Here is a “simple” multithreading framework that I made based on concepts presented by Intel during their multithreading tutorial last GDC in San Francisco.
This basically implements a threadpool which processes tasks in a task queue every frame. What you just need to do is populate this task queue at the start of every frame. For example, fill it with AI tasks or physics tasks. Note that this framework still requires your code to handle critical sections properly.
** Implemented in Windows since I was having trouble compiling Panda3D in Snow Leopard.
Zip file also contains the Visual Studio 2008 solution.
I’m not entirely familiar with the taskChain method but was it also implemented with a threadpool or do the tasks run on their own separate threads?
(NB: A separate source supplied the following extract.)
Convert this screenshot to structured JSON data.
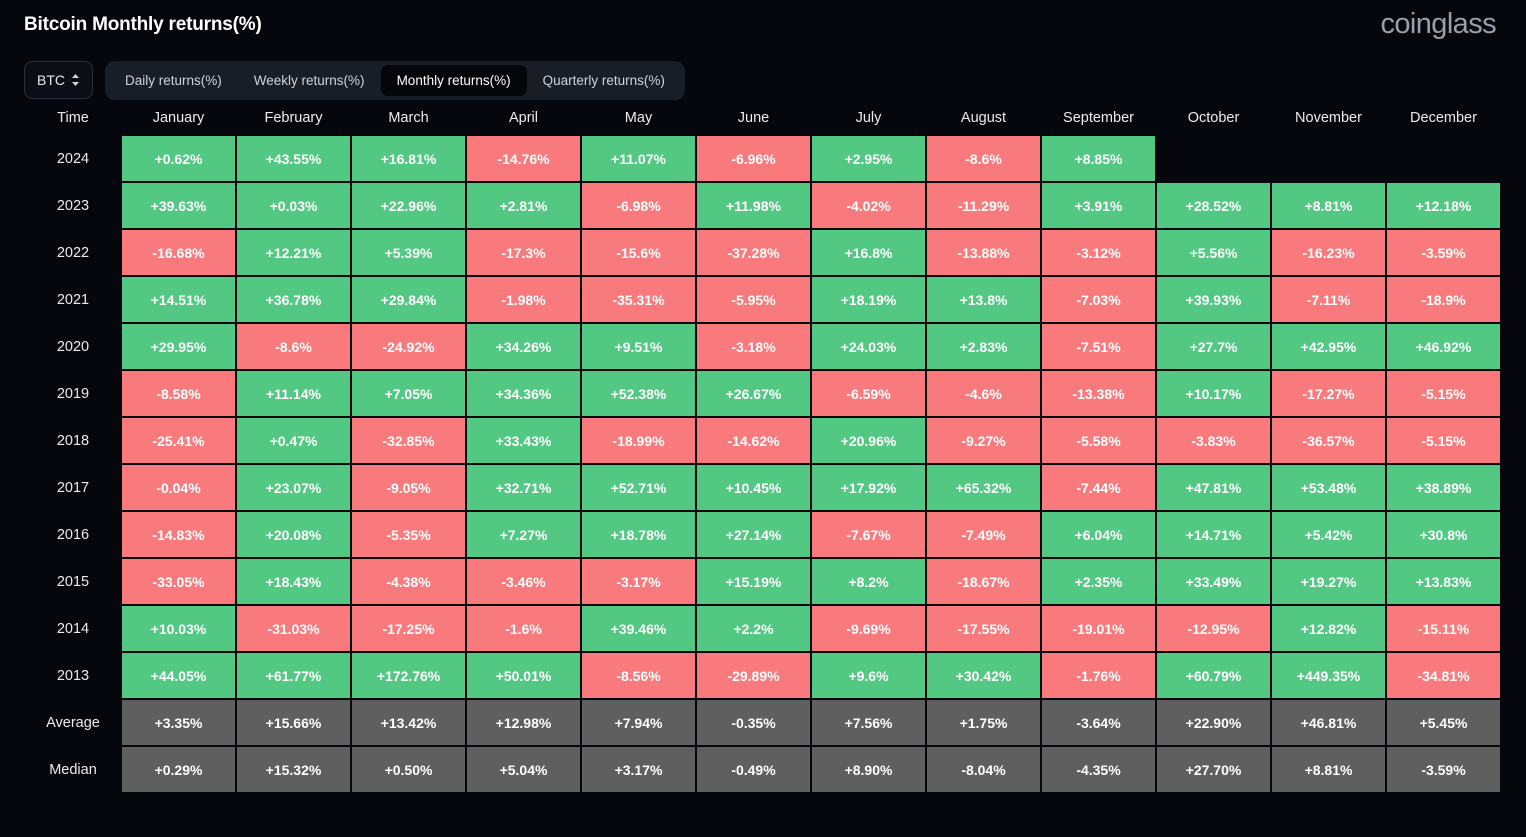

I implemented my framework specifically to take advantage of multithreading and at the same time minimize context switching since the processor can only run a certain amount of threads simultaneously. At least that’s what I wanted to do conceptually…
Hmm… Panda3D ran fine but I had trouble compiling C++ source code with Panda3D. It gave me 6000 errors in XCode.
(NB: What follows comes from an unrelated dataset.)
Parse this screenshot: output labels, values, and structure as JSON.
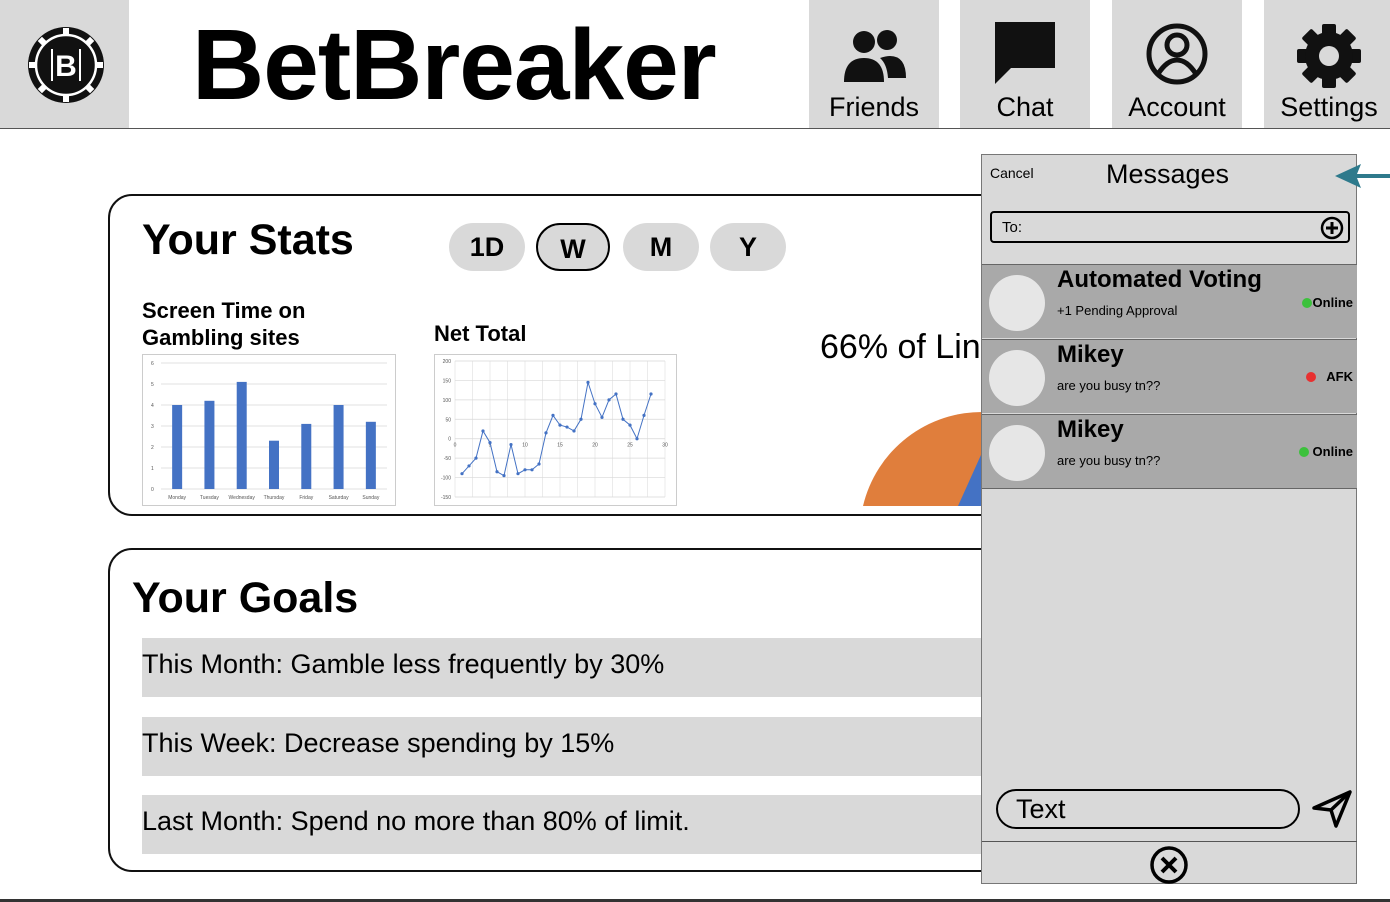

Right, a TaskChain has its own thread pool. You specify this with the numThreads parameter to taskMgr.setupTaskChain(). Regretfully, the manual page that describes task chains and the parameters you can apply has yet to be written by me, so it’s not at all surprising that you’re not familiar with it.
I’m not quite sure what this means–how do you minimize context switches with user space code? The context switch is entirely the province of the threading implementor, isn’t it? That is, the OS decides when to make a context switch, you have no control over that.
I understand that the OS decides context switching and I have no control over that. I just wanted to implement the basic concepts of the thread pool. The Intel tutorial used their own threading libraries (Intel Threading Blocks if I remember correctly) so they must have some control over this.